There was a mood of solidarity and stoicism in the city of London last night, as citizens stood together following a terrorist attack in Westminster that claimed four lives and injured 40.
The hashtags #WEARENOTAFRAID and #WESTANDTOGETHER started trending, as Brits were quick to praise the bravery of the emergency services and pay tribute to the victims of the attack.
— Julia Larsen (@jubileejulia) March 22, 2017
There is so much information around at the moment, we thought it would be useful to break it all down to the bare facts. Here’s everything we know so far:
Theresa May revealed this morning to the House of Commons that the suspect was British-born and had been investigated by MI5 for violent extremism. He has been named as Khalid Masood, 52, from Kent. He was shot and killed by armed police officers at the scene in Westminster. Isil has since claimed that the attacker was an “Islamic State soldier”, the Telegraph reports.
There Have Been Eight Arrests
Police have arrested eight people following the attack, which is being investigated as a terror incident. There were unconfirmed reports that the car used to run down pedestrians was hired from an address in Birmingham. A witness told the Press Association that three men were arrested following an armed raid in Birmingham yesterday. The BBC are linking the raid in Birmingham to the attack in London.
— Nerea (@Fangiirl_22) March 22, 2017

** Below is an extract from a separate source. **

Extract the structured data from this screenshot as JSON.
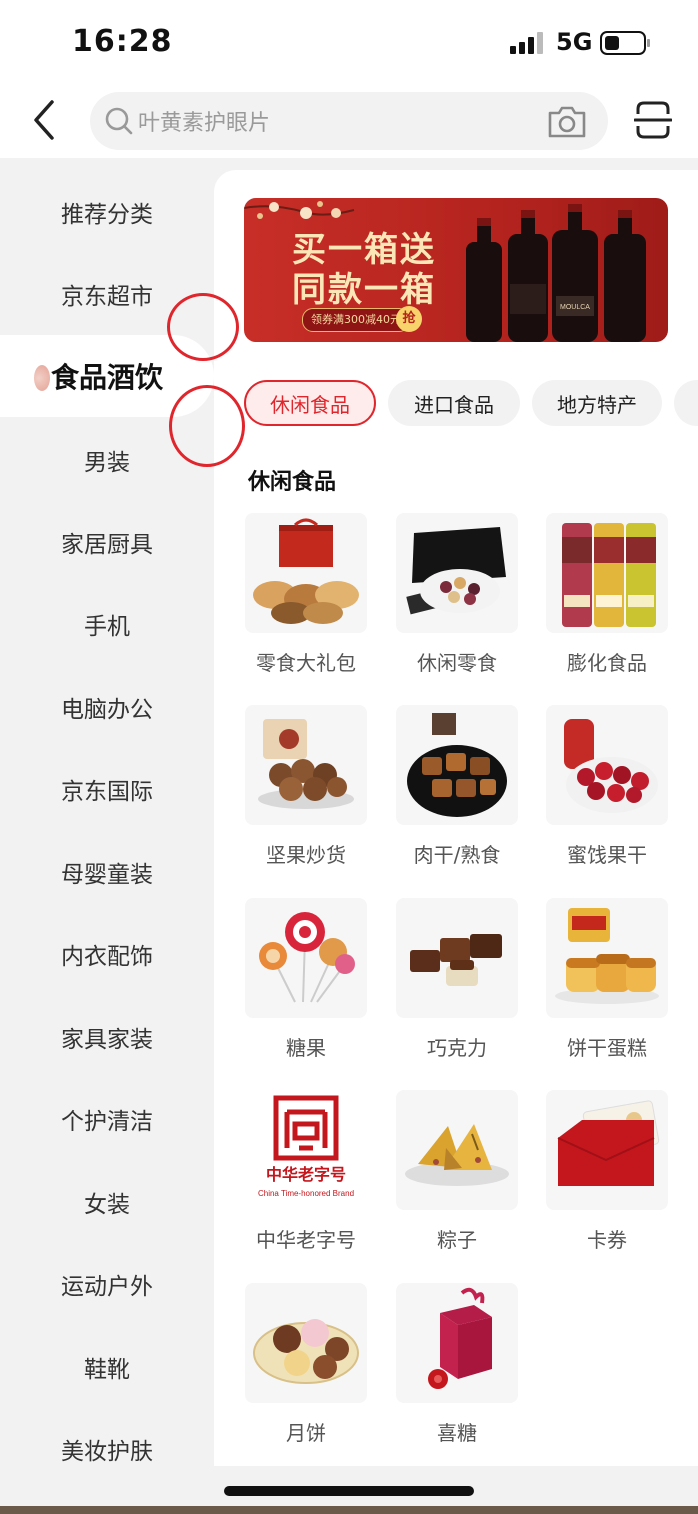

The unnamed attacker drove a Hyundai 4X4 into pedestrians crossing Westminster Bridge at 2.40pm on Wednesday afternoon. He left the vehicle and proceeded to stab a police officer who was guarding Westminster Palace. The attacker was shot dead by police.
Three people died in the attack, along with the attacker and one police officer. Three people died on Westminster Bridge after being hit by the car. Forty people are currently receiving medical treatment, according to the BBC. Seven of those are in a critical condition, including the woman who was found in the river Thames after being hit over the side of the bridge by the car.

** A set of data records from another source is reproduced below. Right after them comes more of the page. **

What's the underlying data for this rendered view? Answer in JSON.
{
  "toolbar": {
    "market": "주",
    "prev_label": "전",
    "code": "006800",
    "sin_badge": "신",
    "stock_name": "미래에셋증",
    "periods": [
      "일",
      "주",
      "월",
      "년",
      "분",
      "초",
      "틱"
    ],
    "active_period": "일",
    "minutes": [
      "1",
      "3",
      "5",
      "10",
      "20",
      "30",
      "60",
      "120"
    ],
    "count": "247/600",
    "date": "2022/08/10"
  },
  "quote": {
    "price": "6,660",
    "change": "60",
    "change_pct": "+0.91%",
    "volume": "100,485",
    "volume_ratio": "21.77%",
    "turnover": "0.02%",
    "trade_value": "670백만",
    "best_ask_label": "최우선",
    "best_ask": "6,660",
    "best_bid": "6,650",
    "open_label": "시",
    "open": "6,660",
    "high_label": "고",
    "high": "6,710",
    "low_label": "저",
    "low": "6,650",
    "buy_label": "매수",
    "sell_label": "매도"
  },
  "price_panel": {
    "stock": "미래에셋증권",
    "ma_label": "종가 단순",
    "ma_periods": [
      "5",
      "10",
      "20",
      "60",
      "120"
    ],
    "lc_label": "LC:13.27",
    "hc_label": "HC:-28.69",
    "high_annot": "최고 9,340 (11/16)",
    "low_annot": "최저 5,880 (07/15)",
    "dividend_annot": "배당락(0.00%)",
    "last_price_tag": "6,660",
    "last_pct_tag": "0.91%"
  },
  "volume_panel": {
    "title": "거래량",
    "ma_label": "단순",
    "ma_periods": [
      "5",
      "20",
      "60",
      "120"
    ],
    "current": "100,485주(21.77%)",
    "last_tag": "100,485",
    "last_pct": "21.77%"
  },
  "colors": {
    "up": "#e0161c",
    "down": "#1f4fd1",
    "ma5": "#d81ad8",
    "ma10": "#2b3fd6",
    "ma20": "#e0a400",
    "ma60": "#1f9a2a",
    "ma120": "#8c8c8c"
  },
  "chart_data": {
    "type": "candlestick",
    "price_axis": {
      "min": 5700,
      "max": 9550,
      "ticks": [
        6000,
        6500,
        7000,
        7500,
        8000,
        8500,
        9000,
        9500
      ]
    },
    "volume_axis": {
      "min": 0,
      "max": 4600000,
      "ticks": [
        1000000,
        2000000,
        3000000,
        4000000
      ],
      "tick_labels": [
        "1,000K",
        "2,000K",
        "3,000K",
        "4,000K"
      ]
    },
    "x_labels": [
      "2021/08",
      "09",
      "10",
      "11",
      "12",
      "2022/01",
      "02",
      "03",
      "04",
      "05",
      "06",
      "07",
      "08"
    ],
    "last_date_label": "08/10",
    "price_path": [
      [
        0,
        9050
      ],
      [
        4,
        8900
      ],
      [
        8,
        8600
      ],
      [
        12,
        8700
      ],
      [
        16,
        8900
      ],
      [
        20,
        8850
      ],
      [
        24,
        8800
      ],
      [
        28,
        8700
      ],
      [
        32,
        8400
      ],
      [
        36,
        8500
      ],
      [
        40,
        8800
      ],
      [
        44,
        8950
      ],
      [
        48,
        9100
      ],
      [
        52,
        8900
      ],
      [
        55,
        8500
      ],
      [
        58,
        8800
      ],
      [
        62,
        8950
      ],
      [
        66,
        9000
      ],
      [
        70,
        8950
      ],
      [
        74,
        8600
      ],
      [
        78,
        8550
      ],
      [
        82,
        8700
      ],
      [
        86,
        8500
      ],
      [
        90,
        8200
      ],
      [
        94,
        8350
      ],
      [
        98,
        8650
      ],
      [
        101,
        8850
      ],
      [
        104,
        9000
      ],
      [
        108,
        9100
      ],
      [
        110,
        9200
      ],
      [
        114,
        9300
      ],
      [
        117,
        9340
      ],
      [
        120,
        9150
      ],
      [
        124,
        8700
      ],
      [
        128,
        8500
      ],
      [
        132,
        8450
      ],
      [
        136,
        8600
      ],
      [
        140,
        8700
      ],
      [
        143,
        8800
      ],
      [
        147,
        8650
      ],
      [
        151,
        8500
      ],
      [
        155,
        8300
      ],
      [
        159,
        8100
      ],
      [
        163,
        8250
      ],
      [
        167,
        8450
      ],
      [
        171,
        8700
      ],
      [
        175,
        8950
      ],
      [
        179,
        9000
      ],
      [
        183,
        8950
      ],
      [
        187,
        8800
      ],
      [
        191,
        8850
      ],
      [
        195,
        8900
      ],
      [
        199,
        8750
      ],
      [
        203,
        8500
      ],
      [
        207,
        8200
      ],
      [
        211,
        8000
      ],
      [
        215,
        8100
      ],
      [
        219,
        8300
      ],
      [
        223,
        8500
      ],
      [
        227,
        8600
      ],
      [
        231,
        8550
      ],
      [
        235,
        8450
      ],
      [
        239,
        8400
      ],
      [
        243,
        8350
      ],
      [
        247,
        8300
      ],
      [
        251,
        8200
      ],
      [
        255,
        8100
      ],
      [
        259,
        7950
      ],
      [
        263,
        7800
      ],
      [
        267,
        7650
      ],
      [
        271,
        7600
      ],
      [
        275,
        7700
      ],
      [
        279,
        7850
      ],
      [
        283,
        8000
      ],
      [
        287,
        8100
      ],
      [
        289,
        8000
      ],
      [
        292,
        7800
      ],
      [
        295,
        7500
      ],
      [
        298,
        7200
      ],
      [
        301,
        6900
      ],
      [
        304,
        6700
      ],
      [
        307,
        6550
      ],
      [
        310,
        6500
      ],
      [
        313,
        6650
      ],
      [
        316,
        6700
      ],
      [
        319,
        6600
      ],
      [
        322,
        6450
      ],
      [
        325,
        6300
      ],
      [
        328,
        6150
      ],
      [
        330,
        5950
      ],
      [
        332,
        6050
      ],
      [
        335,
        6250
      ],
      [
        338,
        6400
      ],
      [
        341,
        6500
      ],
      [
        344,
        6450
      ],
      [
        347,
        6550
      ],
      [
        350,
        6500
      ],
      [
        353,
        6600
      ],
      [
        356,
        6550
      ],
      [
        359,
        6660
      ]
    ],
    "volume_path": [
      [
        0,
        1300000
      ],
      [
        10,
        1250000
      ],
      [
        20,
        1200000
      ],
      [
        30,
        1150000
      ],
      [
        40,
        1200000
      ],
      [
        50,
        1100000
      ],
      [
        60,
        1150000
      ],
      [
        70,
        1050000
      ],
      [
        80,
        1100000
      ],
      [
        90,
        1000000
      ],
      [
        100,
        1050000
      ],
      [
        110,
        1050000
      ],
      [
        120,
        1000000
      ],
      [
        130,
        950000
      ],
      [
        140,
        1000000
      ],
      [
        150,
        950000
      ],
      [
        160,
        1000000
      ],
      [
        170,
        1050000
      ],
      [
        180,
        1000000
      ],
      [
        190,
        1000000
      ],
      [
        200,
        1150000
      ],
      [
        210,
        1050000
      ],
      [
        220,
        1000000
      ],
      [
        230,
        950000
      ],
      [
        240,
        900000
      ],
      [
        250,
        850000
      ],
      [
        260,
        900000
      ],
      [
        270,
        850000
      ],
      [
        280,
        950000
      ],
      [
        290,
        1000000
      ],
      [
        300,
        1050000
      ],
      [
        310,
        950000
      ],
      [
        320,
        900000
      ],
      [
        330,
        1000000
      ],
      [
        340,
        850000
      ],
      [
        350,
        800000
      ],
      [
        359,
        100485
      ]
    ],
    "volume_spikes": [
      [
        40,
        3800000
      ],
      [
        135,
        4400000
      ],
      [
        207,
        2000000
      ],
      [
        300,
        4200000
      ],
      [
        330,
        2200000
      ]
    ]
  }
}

One The Victims Named Was Picking Her Children Up From School
Aysha Frade, 43, a Spanish teacher, was on the way to pick her two children, aged 11 and eight, up from school when she was killed in the attack. She worked at the DLD College London, which is near to Westminster, the Telegraph reports.
A second victim has since been named as Kurt Cochran, a US tourist celebrating his 25th wedding anniversary with his wife in London. She is still in hospital in a critical condition.

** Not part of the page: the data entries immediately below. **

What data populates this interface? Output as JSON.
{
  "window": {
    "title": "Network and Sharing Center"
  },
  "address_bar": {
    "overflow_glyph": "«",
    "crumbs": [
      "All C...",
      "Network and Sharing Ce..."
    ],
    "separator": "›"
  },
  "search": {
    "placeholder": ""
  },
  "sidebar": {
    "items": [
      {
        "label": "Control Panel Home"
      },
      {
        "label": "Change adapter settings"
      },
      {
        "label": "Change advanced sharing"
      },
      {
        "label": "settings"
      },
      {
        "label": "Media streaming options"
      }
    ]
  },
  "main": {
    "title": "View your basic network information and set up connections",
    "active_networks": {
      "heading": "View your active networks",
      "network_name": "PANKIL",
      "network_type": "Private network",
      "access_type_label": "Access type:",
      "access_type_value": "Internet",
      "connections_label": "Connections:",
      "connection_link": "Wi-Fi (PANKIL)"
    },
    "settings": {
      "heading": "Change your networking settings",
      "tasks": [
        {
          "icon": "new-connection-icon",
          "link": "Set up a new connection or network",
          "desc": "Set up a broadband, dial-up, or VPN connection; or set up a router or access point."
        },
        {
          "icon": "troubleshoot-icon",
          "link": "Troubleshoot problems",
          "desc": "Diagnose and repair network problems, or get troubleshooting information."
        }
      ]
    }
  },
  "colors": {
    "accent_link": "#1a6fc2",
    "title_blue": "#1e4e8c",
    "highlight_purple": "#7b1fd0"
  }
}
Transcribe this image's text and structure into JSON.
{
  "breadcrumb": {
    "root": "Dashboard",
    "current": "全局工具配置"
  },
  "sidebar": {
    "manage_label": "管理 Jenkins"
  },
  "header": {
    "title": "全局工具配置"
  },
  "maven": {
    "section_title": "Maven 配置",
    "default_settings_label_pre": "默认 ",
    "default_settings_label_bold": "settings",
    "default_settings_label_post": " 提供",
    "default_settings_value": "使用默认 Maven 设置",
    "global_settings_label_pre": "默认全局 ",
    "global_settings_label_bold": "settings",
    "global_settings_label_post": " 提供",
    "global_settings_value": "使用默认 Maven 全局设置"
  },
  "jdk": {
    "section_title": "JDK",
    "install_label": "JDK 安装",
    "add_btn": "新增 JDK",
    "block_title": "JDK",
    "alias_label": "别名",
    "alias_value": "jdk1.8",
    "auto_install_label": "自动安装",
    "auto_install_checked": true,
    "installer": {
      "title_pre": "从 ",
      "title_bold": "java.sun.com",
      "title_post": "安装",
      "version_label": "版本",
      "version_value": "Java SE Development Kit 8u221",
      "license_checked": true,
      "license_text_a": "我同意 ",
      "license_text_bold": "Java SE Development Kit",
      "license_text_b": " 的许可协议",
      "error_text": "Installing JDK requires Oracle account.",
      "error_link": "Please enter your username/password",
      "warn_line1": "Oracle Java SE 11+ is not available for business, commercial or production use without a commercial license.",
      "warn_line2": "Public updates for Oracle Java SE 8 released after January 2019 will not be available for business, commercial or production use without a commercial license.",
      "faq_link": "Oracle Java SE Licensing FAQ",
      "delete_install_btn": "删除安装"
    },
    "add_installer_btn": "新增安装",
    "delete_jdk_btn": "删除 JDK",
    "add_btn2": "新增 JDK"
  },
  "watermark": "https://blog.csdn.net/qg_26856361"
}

An MP Was Hailed As A Hero As He Battled To Save Officer’s Life
Foreign Office minister Tobias Ellwood was praised after he stopped and battled to save the life of PC Keith Palmer, who was stabbed as he guarded the Palace of Westminster. He later died of his injuries, despite Ellwood’s attempts to resuscitate him. “I tried to stem the flow of blood and give mouth to mouth while waiting for the medics to arrive but I think he had lost too much blood,” he told The Sun. He had multiple wounds, under the arm and in the back. As I understand it the attacker has also died. I’m not allowed to say anything, I’ll get into trouble. It’s very sad.”
— Hilly (@HillyFoz) March 22, 2017
Theresa May Called The Attacks ‘Sick And Depraved’
In a statement made last night at Downing Street, the Prime Minister praised the “exceptional bravery” of the police and emergency services. She condemned the attack as “sick and depraved” and said that she would never allow “the voices of hate and evil” to “drive us apart”.
Donald Trump Jr. Labelled A ‘Disgrace’ For Jibe Against Sadiq Khan
Not the elder this time, but Londoners leapt to the defence of their mayor Sadiq Khan after Trump Jr posted this insensitive message:
You have to be kidding me?!: Terror attacks are part of living in big city, says London Mayor Sadiq Khan https://t.co/uSm2pwRTjO
— Donald Trump Jr. (@DonaldJTrumpJr) March 22, 2017
The interview with the Independent was actually conducted in September 2016, and was not part of the major’s statement following the attack. The sentiment had been taken out of context.
The Met Police urges anyone worried about friends and family to call its casualty bureau on 0800 056 0944 or 020 7158 0010.
This post was last updated at 16.00 on 23 March 2017